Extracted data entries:
------------------------------------------------------------------------

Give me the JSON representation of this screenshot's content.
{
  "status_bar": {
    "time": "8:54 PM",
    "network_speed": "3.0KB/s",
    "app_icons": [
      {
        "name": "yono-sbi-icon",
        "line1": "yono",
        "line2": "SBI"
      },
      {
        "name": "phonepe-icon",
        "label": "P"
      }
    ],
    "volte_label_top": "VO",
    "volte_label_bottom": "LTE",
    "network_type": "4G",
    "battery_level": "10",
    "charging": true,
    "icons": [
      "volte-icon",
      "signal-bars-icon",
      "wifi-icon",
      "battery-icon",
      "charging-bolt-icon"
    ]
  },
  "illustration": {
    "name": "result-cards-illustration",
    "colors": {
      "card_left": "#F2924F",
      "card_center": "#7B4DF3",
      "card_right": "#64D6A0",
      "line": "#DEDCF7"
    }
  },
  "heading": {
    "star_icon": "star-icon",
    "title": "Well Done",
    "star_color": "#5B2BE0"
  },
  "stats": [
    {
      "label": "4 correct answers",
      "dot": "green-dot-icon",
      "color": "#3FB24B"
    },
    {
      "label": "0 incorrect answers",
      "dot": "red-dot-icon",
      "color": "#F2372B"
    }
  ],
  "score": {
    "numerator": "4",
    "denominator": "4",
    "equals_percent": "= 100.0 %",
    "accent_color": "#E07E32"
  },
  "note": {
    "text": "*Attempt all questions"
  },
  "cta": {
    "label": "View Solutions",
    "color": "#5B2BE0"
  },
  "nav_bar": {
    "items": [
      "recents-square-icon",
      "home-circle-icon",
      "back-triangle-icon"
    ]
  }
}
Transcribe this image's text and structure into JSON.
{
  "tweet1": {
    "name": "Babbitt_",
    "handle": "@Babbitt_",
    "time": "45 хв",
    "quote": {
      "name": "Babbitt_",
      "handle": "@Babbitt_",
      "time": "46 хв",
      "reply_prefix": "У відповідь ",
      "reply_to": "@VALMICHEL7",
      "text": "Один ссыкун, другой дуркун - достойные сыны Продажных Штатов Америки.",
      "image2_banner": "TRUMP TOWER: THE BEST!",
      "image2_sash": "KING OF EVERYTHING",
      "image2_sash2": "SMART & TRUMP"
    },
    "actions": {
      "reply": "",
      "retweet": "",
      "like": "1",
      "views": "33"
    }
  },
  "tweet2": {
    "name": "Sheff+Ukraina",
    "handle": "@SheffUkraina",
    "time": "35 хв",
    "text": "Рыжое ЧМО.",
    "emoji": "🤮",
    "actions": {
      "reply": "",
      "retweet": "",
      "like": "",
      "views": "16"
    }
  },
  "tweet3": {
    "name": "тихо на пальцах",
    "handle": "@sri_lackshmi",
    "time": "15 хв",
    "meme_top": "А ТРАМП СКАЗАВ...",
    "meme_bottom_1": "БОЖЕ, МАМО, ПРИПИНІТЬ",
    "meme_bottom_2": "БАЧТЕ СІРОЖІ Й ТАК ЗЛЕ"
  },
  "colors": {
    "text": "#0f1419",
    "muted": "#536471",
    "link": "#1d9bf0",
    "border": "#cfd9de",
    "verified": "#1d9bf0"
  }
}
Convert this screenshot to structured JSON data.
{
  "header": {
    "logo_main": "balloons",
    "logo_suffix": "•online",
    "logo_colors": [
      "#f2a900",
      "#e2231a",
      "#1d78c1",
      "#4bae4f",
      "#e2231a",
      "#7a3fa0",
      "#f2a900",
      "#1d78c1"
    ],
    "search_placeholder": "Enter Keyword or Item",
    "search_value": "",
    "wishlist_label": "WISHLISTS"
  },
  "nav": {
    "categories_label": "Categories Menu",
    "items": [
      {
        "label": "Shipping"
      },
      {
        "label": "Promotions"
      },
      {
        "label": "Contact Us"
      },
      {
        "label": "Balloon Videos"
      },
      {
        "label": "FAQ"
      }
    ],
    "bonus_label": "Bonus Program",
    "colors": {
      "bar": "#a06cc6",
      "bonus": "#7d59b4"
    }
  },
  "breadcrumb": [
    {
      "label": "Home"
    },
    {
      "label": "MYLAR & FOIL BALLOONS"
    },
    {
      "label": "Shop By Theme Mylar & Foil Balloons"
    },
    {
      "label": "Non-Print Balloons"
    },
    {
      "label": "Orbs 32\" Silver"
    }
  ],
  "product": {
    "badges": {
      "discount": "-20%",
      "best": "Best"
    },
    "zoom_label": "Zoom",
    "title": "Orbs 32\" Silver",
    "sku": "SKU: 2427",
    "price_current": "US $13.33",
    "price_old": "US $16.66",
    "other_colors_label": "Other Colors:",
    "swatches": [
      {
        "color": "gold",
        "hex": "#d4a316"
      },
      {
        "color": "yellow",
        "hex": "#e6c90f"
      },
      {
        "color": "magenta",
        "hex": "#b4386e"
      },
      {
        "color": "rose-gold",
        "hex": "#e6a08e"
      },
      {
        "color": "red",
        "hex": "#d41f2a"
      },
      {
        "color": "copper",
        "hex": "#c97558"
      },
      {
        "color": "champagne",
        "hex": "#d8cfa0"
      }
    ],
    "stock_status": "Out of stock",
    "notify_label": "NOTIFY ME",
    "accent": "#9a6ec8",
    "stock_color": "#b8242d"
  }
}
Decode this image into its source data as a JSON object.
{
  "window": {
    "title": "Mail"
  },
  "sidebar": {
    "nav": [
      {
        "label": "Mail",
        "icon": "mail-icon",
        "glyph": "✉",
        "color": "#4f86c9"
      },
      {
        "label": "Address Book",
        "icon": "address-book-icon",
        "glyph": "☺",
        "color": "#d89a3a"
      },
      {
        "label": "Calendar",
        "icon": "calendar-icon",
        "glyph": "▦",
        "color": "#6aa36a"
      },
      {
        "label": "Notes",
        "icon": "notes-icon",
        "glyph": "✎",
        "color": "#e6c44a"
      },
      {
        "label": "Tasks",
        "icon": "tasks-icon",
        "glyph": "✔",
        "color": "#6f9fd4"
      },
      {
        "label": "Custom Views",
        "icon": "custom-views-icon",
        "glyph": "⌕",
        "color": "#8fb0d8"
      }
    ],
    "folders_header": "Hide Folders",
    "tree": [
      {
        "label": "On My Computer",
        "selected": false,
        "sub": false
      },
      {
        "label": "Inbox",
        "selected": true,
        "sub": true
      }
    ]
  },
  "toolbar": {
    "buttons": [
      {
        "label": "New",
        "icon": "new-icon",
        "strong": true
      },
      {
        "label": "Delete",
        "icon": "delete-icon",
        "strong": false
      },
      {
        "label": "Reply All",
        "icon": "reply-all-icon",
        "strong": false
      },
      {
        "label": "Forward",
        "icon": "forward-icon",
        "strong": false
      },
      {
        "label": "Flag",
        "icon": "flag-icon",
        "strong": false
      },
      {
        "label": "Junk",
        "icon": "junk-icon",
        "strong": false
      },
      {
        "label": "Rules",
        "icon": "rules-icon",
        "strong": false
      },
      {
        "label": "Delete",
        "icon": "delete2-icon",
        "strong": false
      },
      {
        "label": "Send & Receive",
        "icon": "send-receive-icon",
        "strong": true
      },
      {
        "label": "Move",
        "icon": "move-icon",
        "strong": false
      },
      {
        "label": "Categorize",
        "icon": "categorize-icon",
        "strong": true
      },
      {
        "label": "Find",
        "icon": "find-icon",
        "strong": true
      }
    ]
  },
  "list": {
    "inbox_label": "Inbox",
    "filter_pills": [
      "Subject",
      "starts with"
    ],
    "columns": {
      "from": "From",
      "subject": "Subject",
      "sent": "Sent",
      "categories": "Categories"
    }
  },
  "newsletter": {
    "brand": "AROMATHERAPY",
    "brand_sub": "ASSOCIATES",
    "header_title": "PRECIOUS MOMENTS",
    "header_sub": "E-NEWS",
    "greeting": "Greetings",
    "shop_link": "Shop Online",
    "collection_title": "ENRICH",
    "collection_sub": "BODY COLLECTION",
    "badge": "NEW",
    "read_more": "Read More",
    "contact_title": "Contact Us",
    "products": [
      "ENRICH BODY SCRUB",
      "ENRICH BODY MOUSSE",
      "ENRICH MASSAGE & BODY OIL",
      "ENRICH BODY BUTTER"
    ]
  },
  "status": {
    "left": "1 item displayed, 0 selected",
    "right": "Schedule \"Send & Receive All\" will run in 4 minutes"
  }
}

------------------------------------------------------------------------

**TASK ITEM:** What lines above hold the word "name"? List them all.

**YOUR SOLUTION:**
        "name": "yono-sbi-icon",
        "name": "phonepe-icon",
    "name": "result-cards-illustration",
    "name": "Babbitt_",
      "name": "Babbitt_",
    "name": "Sheff+Ukraina",
    "name": "тихо на пальцах",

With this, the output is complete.